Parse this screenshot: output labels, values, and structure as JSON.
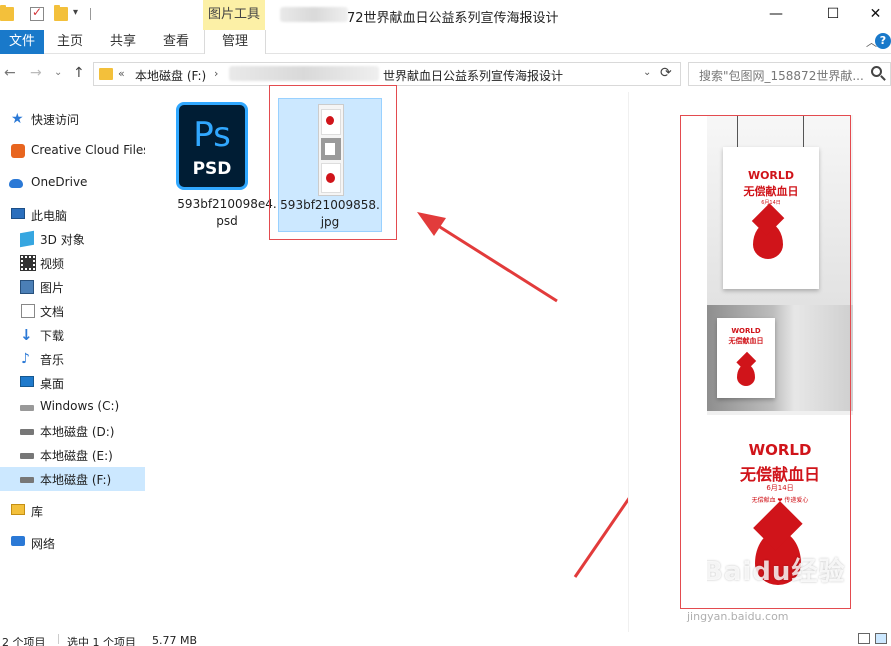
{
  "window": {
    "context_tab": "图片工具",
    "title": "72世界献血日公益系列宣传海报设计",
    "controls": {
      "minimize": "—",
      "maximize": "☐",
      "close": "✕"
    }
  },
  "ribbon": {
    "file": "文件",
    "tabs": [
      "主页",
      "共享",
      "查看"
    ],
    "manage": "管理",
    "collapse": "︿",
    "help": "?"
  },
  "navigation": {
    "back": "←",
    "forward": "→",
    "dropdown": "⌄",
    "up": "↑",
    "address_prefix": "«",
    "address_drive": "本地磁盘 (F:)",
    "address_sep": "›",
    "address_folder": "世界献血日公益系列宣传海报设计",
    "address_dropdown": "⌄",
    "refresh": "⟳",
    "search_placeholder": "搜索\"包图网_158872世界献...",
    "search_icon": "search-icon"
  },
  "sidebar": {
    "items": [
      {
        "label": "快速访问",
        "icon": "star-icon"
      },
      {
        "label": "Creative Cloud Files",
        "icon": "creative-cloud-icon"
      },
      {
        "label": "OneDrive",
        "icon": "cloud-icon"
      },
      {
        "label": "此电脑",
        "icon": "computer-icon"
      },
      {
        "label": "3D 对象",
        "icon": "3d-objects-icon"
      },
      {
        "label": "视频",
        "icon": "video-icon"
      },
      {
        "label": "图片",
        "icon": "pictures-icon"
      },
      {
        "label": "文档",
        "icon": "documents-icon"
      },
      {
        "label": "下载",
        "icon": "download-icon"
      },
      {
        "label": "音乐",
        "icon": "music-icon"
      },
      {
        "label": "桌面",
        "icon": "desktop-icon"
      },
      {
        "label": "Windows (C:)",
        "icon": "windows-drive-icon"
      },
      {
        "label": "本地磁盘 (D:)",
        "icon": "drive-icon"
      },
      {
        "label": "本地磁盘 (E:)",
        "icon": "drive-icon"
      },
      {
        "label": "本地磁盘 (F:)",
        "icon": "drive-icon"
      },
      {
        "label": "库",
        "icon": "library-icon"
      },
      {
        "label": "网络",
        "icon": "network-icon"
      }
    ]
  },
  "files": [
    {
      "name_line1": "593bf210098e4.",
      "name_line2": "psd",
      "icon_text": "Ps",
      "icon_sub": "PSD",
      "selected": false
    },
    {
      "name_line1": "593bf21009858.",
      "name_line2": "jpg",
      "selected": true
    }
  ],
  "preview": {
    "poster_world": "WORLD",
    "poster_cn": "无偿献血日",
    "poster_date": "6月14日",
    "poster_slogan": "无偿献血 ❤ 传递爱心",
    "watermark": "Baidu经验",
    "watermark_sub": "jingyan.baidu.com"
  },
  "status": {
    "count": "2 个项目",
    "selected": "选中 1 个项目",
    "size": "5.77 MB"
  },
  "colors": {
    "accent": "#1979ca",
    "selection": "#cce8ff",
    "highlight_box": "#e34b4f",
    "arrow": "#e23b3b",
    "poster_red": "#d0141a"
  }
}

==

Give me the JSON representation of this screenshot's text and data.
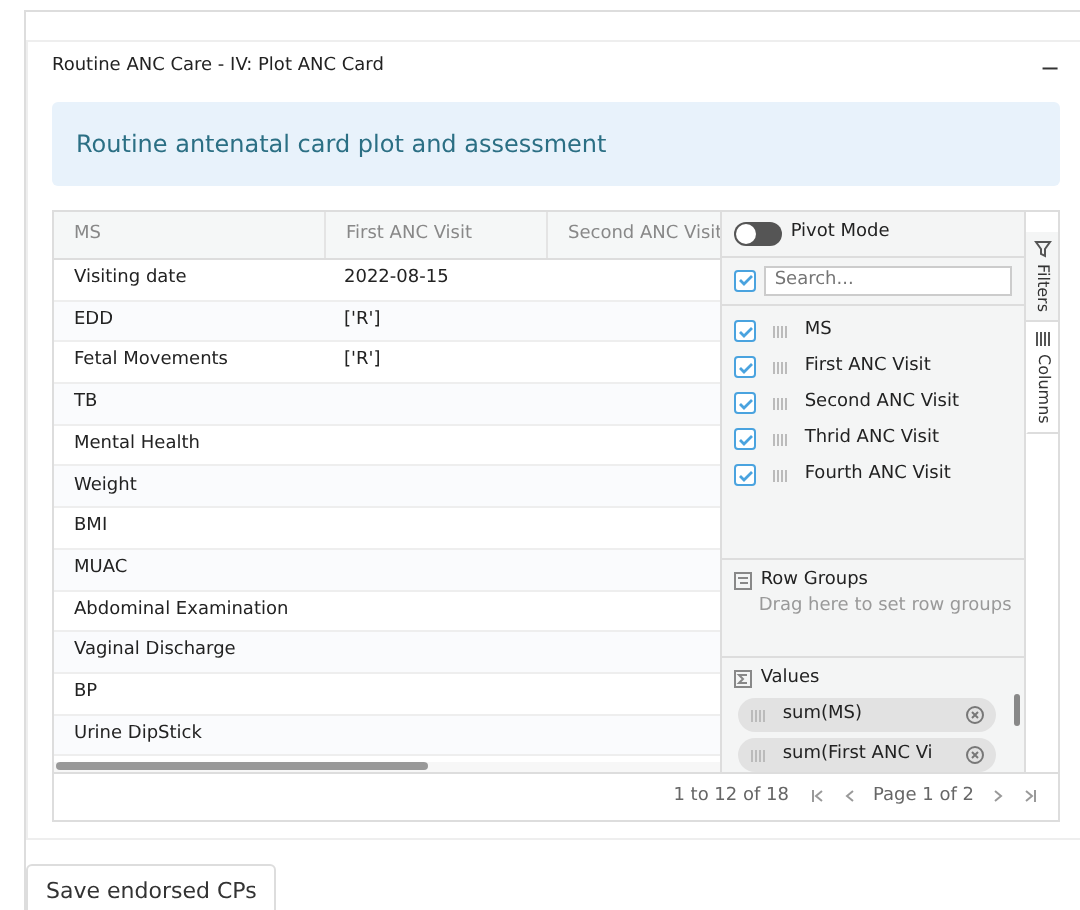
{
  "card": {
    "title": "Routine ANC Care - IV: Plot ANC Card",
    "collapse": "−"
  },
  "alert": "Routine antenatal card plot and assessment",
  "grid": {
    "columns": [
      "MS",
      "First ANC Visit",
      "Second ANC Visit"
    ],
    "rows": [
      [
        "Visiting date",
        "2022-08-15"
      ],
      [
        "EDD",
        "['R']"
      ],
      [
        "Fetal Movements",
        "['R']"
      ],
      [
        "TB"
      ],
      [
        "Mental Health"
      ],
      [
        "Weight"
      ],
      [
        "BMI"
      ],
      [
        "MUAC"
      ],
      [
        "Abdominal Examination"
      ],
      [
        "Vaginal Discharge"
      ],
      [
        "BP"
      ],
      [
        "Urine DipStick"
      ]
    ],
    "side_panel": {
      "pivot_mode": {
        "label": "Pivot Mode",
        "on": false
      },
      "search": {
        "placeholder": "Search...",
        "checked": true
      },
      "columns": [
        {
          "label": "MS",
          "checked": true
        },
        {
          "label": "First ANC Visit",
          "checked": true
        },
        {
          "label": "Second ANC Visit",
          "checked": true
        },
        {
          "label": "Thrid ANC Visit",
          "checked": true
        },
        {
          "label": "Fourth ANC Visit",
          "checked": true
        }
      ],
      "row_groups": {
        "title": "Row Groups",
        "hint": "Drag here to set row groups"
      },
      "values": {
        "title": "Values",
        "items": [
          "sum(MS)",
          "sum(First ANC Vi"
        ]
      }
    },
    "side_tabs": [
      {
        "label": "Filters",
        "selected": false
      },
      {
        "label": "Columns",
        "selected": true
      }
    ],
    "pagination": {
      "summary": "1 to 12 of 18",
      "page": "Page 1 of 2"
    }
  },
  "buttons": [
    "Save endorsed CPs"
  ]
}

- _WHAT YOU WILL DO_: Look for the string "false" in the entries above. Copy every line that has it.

- _YOUR SOLUTION_:
      "selected": false
        "on": false
        "selected": false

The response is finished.